Freidan received the ‘Humanist of the Year Award’, in 1975 from the American Humanist Association, an educational organization that rewards people for their aspiration for the greater good of humanity. A leading figure in the woman’s movement in the United States, the award was given to Betty Friedan in recognition of her dedicated work on liberating women from the shackles of the home and family.
Friedan received the ‘Mort Weisinger Award’ from the American Society of Journals and Authors in 1979. The society was established to help writers, journalists, authors and freelance writers in their efforts, and to reward those who made exceptional contributions in the field of writing.
Death and Legacy

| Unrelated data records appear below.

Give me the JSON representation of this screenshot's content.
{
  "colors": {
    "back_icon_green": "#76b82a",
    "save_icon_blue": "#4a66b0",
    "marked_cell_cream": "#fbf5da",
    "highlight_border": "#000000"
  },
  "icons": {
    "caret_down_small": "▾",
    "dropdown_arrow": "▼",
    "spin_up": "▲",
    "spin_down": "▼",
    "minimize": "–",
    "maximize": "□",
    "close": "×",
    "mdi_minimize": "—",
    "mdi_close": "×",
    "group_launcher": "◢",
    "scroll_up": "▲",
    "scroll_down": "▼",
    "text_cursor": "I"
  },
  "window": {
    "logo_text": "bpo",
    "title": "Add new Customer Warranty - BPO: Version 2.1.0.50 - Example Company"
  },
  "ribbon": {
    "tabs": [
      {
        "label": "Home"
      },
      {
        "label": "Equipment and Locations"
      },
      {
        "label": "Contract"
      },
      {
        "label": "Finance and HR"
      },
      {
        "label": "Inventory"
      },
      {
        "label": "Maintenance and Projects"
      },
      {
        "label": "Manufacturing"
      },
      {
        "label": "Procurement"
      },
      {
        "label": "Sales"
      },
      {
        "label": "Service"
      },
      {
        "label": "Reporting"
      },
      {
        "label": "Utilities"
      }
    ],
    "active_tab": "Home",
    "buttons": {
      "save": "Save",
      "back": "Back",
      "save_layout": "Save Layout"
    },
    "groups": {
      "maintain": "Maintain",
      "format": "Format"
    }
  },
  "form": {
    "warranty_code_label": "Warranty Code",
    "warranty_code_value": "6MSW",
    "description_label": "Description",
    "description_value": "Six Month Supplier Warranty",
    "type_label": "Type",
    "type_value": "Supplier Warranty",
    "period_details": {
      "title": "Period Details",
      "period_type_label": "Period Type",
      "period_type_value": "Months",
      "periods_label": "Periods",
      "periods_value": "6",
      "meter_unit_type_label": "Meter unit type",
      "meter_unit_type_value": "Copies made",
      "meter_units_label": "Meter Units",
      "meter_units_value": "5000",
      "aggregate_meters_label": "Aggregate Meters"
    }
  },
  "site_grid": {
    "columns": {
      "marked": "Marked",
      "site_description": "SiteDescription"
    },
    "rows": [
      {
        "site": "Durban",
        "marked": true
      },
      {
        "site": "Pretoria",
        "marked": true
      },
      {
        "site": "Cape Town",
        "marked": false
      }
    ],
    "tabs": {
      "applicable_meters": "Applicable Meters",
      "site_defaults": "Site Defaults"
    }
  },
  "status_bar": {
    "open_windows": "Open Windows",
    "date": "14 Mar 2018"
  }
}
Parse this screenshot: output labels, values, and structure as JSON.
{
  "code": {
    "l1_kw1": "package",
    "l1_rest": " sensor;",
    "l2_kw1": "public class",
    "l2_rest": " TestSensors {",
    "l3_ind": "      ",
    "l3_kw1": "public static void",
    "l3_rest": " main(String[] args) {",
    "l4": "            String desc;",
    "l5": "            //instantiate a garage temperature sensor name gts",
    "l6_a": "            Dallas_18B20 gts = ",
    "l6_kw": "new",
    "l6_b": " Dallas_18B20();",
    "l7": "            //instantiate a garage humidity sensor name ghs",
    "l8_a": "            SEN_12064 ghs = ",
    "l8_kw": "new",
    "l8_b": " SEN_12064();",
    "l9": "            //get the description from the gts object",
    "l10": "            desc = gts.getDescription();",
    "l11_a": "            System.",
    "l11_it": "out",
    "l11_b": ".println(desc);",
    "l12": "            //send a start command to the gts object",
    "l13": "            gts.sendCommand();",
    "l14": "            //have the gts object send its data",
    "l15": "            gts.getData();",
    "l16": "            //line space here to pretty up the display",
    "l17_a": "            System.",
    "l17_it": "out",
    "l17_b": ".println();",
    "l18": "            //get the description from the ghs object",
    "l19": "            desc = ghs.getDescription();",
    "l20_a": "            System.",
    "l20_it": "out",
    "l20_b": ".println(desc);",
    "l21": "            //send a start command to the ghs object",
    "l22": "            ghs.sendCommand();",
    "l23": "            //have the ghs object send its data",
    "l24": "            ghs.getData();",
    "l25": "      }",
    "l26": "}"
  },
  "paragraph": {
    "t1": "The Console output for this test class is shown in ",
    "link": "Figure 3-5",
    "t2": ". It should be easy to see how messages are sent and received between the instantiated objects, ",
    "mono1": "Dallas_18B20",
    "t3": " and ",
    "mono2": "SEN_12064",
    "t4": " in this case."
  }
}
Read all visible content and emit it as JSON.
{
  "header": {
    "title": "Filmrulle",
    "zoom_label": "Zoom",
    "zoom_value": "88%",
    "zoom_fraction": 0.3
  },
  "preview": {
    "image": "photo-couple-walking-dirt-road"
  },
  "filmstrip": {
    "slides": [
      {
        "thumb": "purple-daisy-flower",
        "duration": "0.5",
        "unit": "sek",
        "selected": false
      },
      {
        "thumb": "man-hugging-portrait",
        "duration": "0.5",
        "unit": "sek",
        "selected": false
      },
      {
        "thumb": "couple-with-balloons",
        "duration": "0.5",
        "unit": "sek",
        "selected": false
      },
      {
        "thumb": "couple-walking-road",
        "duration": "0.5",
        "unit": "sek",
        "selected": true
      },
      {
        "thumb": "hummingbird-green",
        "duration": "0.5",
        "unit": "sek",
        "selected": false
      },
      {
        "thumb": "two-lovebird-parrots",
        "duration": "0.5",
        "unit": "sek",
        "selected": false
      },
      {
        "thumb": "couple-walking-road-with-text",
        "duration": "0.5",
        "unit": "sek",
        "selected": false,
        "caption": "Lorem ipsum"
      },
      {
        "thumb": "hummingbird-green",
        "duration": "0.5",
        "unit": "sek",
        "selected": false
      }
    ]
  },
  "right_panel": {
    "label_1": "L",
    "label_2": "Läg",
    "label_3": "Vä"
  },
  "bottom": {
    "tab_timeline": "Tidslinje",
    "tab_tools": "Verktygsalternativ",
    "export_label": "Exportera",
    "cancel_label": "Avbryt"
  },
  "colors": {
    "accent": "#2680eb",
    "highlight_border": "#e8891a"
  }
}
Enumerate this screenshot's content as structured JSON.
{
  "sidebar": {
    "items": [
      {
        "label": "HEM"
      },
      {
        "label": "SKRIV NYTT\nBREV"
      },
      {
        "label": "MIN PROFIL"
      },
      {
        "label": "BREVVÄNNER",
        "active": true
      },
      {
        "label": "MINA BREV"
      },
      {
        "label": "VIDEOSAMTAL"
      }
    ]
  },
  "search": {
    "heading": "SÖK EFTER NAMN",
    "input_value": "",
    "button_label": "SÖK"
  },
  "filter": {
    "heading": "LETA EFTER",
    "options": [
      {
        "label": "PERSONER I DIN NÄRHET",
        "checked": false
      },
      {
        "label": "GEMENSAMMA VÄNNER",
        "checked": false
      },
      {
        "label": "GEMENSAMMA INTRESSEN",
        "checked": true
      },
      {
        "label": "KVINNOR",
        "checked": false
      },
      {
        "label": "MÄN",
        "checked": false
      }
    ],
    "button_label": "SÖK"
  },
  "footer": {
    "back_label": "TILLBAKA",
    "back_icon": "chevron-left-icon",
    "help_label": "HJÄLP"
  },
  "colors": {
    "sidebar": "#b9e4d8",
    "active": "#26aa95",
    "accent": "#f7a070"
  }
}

Betty Friedan died of heart failure on February 4, 2006, at home, in Washington, D.C. She was given a fitting tribute at her funeral not only by her family members but also by mourners from all over the world. She is credited for starting the contemporary feminist movement and writing a book that is one of the cornerstones of American feminism. Her activist work and her book The Feminine Mystique have been a critical influence to authors, educators, writers, anthropologists, journalists, activists, organizations, unions, and everyday women taking part in the feminist movement. Allan Wolf, in The Mystique of Betty Friedan, writes: “She helped to change not only the thinking but the lives of many American women, but recent books throw into question the intellectual and personal sources of her work.” Although there have been some debates on Friedan’s work in The Feminine Mystique since its publication, there is no doubt that her work for equality for women was sincere and committed.
Betty Friedan’s most popular book has been ‘The Feminine Mystique’, written in 1963, which revolved around women and the ‘problem that had no name’, which most women at that age were going through. In the book, she explores the lives of housewives who were largely unhappy in spite of leading comfortable lives and showed interest in the education and careers of their own. Her next book ‘The Second Stage’, published in 1981, dealt with the stage after feminism had been accepted as a change in the society, and had to be taken to the next level. The demand for feminism done with, she wanted the focus of feminism to shift to effective juggling of career and home, equal distribution of responsibilities and economic freedom.
‘Life So Far – A Memoir’ is her autobiography which was published in 2000. In the book, she wrote about how her life took its course and prompted her to adopt the path of feminism and fight for women’s liberty.
Today, Friedan is remembered as one of the leading voices of the women’s rights movement of the 20th century. Furthermore, the work that she started is still being carried by the three organizations she helped to establish.
Friedan (among others) was featured in the 2013 documentary Makers: Women Who Make America, about the women’s movement. In 2014, a biography of Friedan was added to the American National Biography Online (ANB).